    • full-body convulsions.

Depending upon the above mentioned features, these are the differenttypes of epilepsy-

Focal seizures:

These seizures originate in a specific area of the brain and can cause a wide range of symptoms depending on the part of the brain affected. Examples include-

  • focal aware seizures (previously called simple partial seizures) where the person remains conscious and
  • focal impaired awareness seizures (previously called complex partial seizures) where the person may experience altered consciousness or confusion.

Generalized seizures:

These seizures involve both sides of the brain from the beginning and typically result in loss of consciousness. Examples include-

  • generalized tonic-clonic seizures(previously called grand mal seizures) where the person experiences muscle stiffening and shaking,
  • absence seizures (previously called petit mal seizures) where the person briefly loses awareness and may exhibit staring, and
  • atonic seizures (also known as drop attacks) where the person suddenly loses muscle tone and may collapse.

Absence seizures:

These seizures are characterized by a brief loss of awareness and are more common in children. The person may appear to be staring into space and may not remember the episode afterwards.

Myoclonic seizures:

These seizures involve sudden, brief muscle twitches or jerks that can affect one or both sides of the body. They often occur in the morning or during sleep.

Atonic seizures:

These seizures result in a sudden loss of muscle tone, causing the person to collapse or drop their head.
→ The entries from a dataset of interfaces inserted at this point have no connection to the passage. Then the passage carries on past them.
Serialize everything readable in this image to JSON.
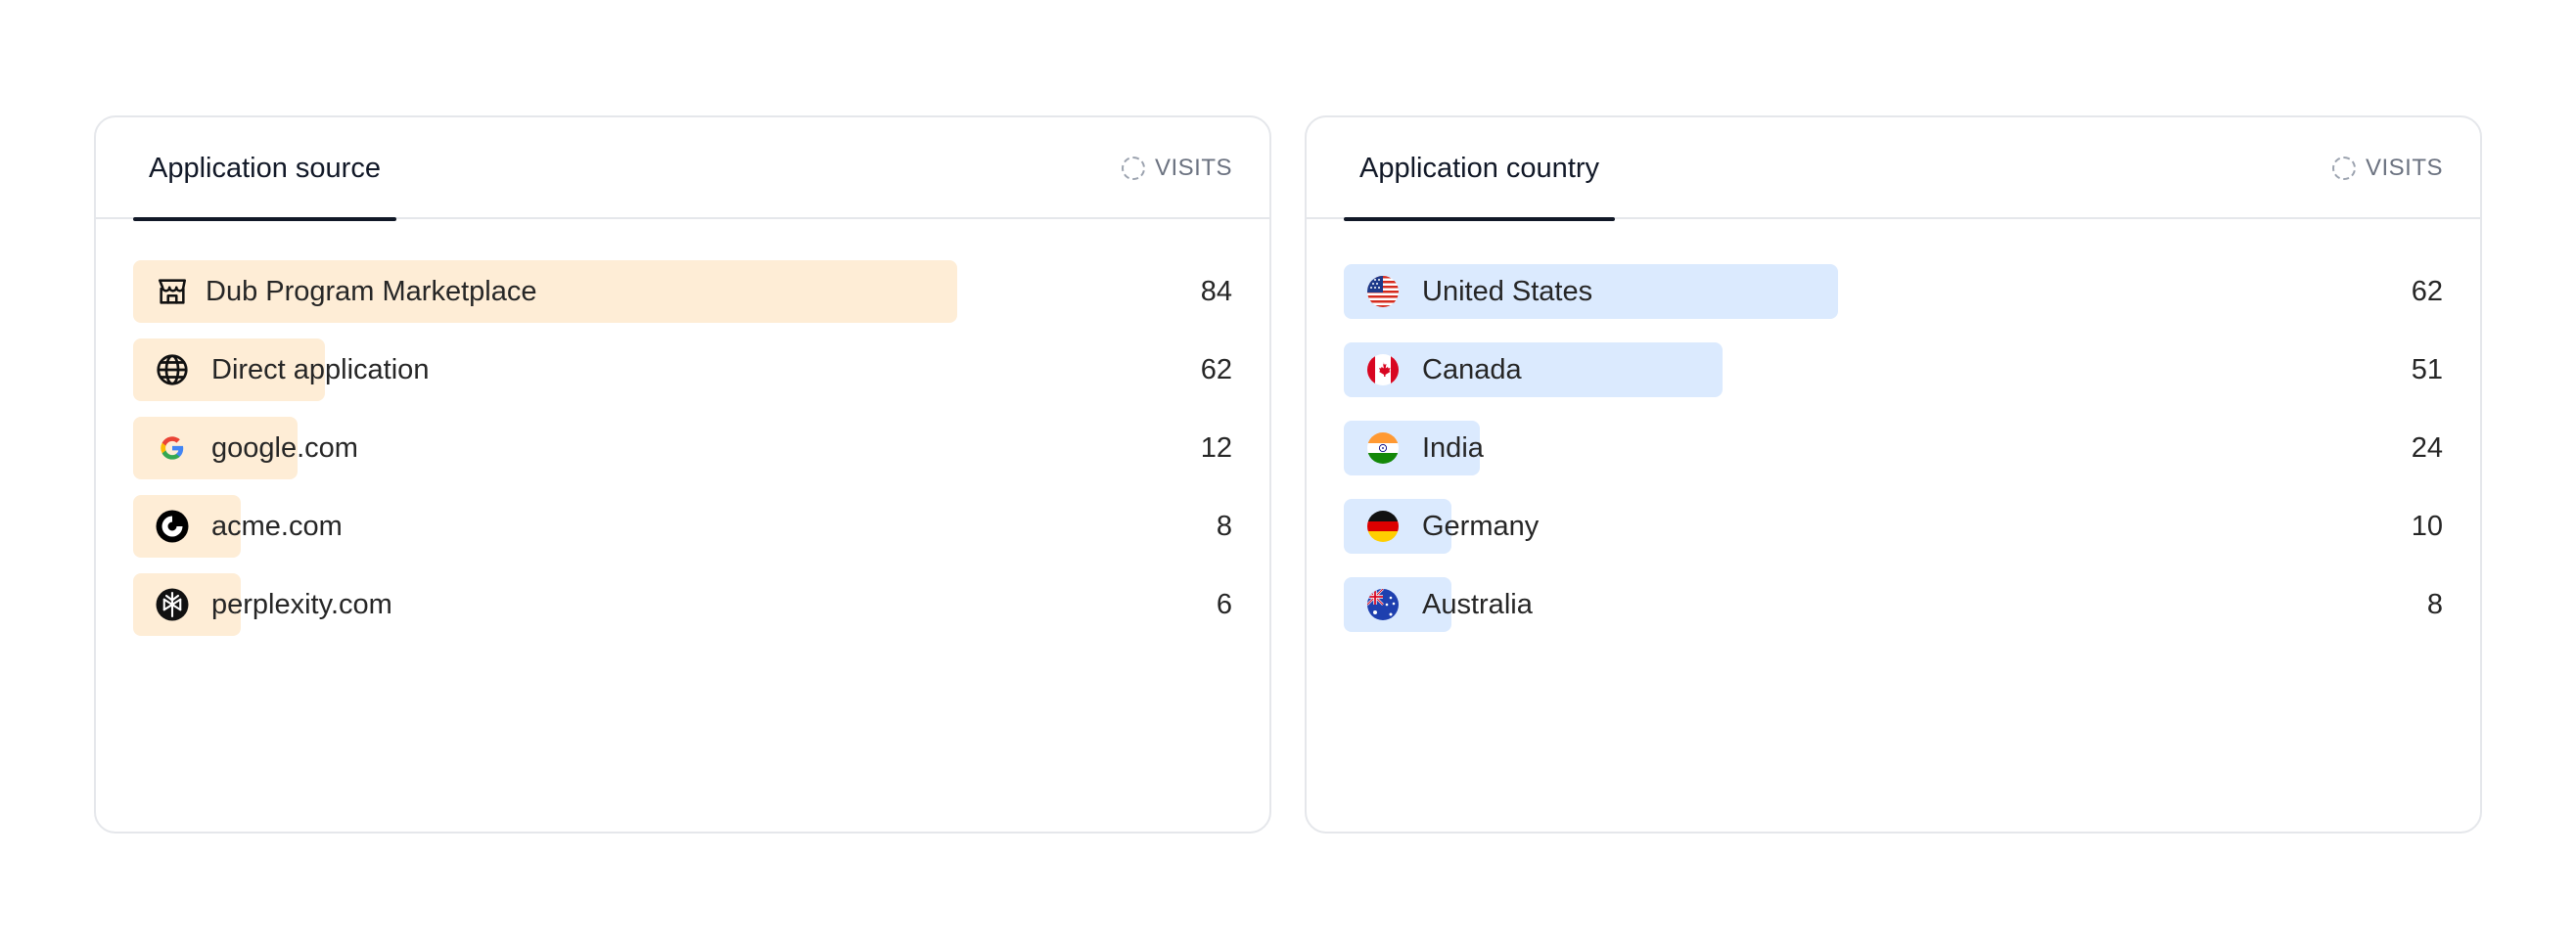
{
  "source_card": {
    "tab_label": "Application source",
    "metric_label": "VISITS",
    "items": [
      {
        "label": "Dub Program Marketplace",
        "value": "84",
        "icon": "storefront-icon",
        "fraction": 1.0
      },
      {
        "label": "Direct application",
        "value": "62",
        "icon": "globe-icon",
        "fraction": 0.233
      },
      {
        "label": "google.com",
        "value": "12",
        "icon": "google-icon",
        "fraction": 0.2
      },
      {
        "label": "acme.com",
        "value": "8",
        "icon": "acme-logo-icon",
        "fraction": 0.13
      },
      {
        "label": "perplexity.com",
        "value": "6",
        "icon": "perplexity-logo-icon",
        "fraction": 0.11
      }
    ]
  },
  "country_card": {
    "tab_label": "Application country",
    "metric_label": "VISITS",
    "items": [
      {
        "label": "United States",
        "value": "62",
        "icon": "us-flag-icon",
        "fraction": 0.6
      },
      {
        "label": "Canada",
        "value": "51",
        "icon": "canada-flag-icon",
        "fraction": 0.46
      },
      {
        "label": "India",
        "value": "24",
        "icon": "india-flag-icon",
        "fraction": 0.165
      },
      {
        "label": "Germany",
        "value": "10",
        "icon": "germany-flag-icon",
        "fraction": 0.108
      },
      {
        "label": "Australia",
        "value": "8",
        "icon": "australia-flag-icon",
        "fraction": 0.108
      }
    ]
  },
  "colors": {
    "source_bar": "#feedd6",
    "country_bar": "#dbeafe",
    "tab_underline": "#111827",
    "border": "#e5e7eb"
  }
}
They are sometimes referred to as “drop attacks” because of the sudden loss of muscle control.

Tonic seizures:

These seizures cause stiffening of the muscles, usually in the arms, legs, or back. The person may fall, drop things, or have difficulty breathing during the seizure.

Infantile spasms:

These seizures typically occur in children under the age of one and consist of a sudden bending forward or backward movement of the body. They may be accompanied by a brief loss of consciousness and can be challenging to diagnose.

Photosensitive seizures:

These seizures are triggered by flashing or flickering lights, such as those from television screens, video games, or strobe lights.

Reflex seizures:

These seizures are triggered by specific stimuli, such as certain sounds, sights, or smells. Common triggers include loud noises, bright lights, or certain patterns.

Febrile seizures:

These occur mostly in cases of high fever due to any cause.